Love you all, miss you all, don't forget to appreciate America milk in gallons!

Love, Hna Glazier

Monday, September 2, 2013


Howdy folks.

The subject line means "to get used to". That's basically the theme of the week - I'm really starting to get used to this and feel like a missionary. 

I realized that I haven't talked about the language much, even though that's the hardest thing to get used to! I'm actually doing fine. I'm talking more in lessons, and I'm not quite as lost in meetings and everything. But Hna Suárez and I have this problem where we're really good at finding people who like to talk for a really long time and tell really long stories. Luckily they look at Hna Suárez when they're talking, because I usually fall asleep.

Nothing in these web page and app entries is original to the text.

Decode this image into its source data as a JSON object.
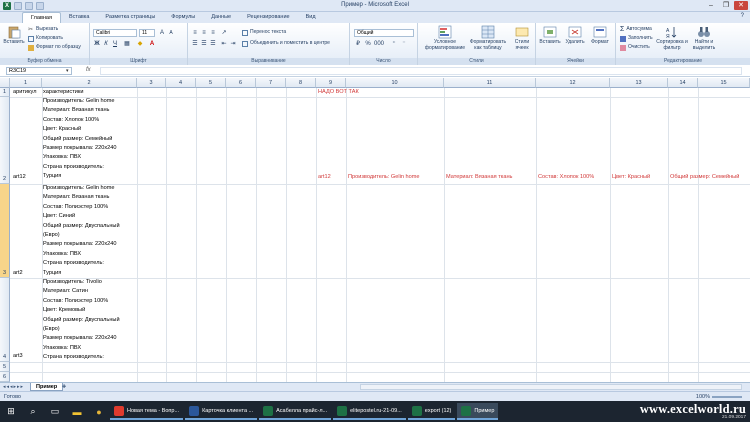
{
  "window": {
    "title": "Пример - Microsoft Excel"
  },
  "tabs": [
    "Главная",
    "Вставка",
    "Разметка страницы",
    "Формулы",
    "Данные",
    "Рецензирование",
    "Вид"
  ],
  "ribbon": {
    "clipboard": {
      "paste": "Вставить",
      "cut": "Вырезать",
      "copy": "Копировать",
      "format_painter": "Формат по образцу",
      "label": "Буфер обмена"
    },
    "font": {
      "name": "Calibri",
      "size": "11",
      "label": "Шрифт"
    },
    "alignment": {
      "wrap": "Перенос текста",
      "merge": "Объединить и поместить в центре",
      "label": "Выравнивание"
    },
    "number": {
      "format": "Общий",
      "label": "Число"
    },
    "styles": {
      "conditional": "Условное форматирование",
      "as_table": "Форматировать как таблицу",
      "cell_styles": "Стили ячеек",
      "label": "Стили"
    },
    "cells": {
      "insert": "Вставить",
      "delete": "Удалить",
      "format": "Формат",
      "label": "Ячейки"
    },
    "editing": {
      "autosum": "Автосумма",
      "fill": "Заполнить",
      "clear": "Очистить",
      "sort": "Сортировка и фильтр",
      "find": "Найти и выделить",
      "label": "Редактирование"
    }
  },
  "formula_bar": {
    "name_box": "R3C19",
    "fx": "fx",
    "content": ""
  },
  "grid": {
    "columns": [
      "1",
      "2",
      "3",
      "4",
      "5",
      "6",
      "7",
      "8",
      "9",
      "10",
      "11",
      "12",
      "13",
      "14",
      "15"
    ],
    "rows": [
      "1",
      "2",
      "3",
      "4",
      "5",
      "6",
      "7"
    ],
    "cells": {
      "r1c1": "аритикул",
      "r1c2": "характеристики",
      "r1c9": "НАДО ВОТ ТАК",
      "r2c1": "art12",
      "r2c2": "Производитель: Gelin home\nМатериал: Вязаная ткань\nСостав: Хлопок 100%\nЦвет: Красный\nОбщий размер: Семейный\nРазмер покрывала: 220х240\nУпаковка: ПВХ\nСтрана производитель:\nТурция",
      "r2c9": "art12",
      "r2c10": "Производитель: Gelin home",
      "r2c11": "Материал: Вязаная ткань",
      "r2c12": "Состав: Хлопок 100%",
      "r2c13": "Цвет: Красный",
      "r2c14": "Общий размер: Семейный",
      "r3c1": "art2",
      "r3c2": "Производитель: Gelin home\nМатериал: Вязаная ткань\nСостав: Полиэстер 100%\nЦвет: Синий\nОбщий размер: Двуспальный\n(Евро)\nРазмер покрывала: 220х240\nУпаковка: ПВХ\nСтрана производитель:\nТурция",
      "r4c1": "art3",
      "r4c2": "Производитель: Tivolio\nМатериал: Сатин\nСостав: Полиэстер 100%\nЦвет: Кремовый\nОбщий размер: Двуспальный\n(Евро)\nРазмер покрывала: 220х240\nУпаковка: ПВХ\nСтрана производитель:"
    }
  },
  "sheet_tabs": {
    "active": "Пример"
  },
  "status": {
    "ready": "Готово",
    "zoom": "100%"
  },
  "taskbar": {
    "items": [
      "Новая тема - Вопр...",
      "Карточка клиента ...",
      "Асабелла прайс-л...",
      "elitepostel.ru-21-09...",
      "export (12)",
      "Пример"
    ],
    "date": "21.09.2017"
  },
  "watermark": "www.excelworld.ru",
  "colors": {
    "red_text": "#d13838",
    "selected_row_header": "#f8d58a",
    "ribbon_bg": "#dfe8f5"
  }
}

Yes, in lessons. I know, it's bad (it's usually just when we visit members, though). I always have this huge paradox - if I use enough energy to concentrate on what they're saying, it exhausts my brain and I nod off right in front of them. But if I think about something else to keep myself awake, I have no idea what to do when it's my turn to talk. We have a goal this week to not ask questions that lead to 45 minute-long stories. We're on the Lord's time and there are people to find!

For the most part I can understand now. But people here always drop the s's in words, which confuses me occasionally. One member lady was telling us about her life and said she married a "pescador", which means fisherman. I thought she said "pecador", which means sinner. I thought we were being used as like marriage counseling or something. Turns out it was just a really long story. 

The work is ineresting right now. We have a few more people with baptismal dates, and some came to church this week! Woohoo! Some of our people have huge complications keeping them from baptism so we're continuing to work with them. 

We had another mini-cambio this week (Hna Suárez is the zone Sister Training Leader so I have one every week) and a conference with Elder Gonzalez of the Seventy. That was great, even though we had to get up at 4 and subsequently I was falling asleep the whole time.

Overall I'm doing great! My love of Sacrament meeting has increased 100 million fold. It's a great time to re-charge, receive inspiration, and just be a part of the ward. 

Today we had a super fun zone activity at the beach. No touching the water, but we had a great time playing volleyball and [of course] eating. Gorgeous. 

Miss you all! Love you all! Be good. 

Love, Hna Glazier

P.s. It appears that the mail strike is over! Some of you should be expecting to see letters soon. (Soon being like within the next several months, of course).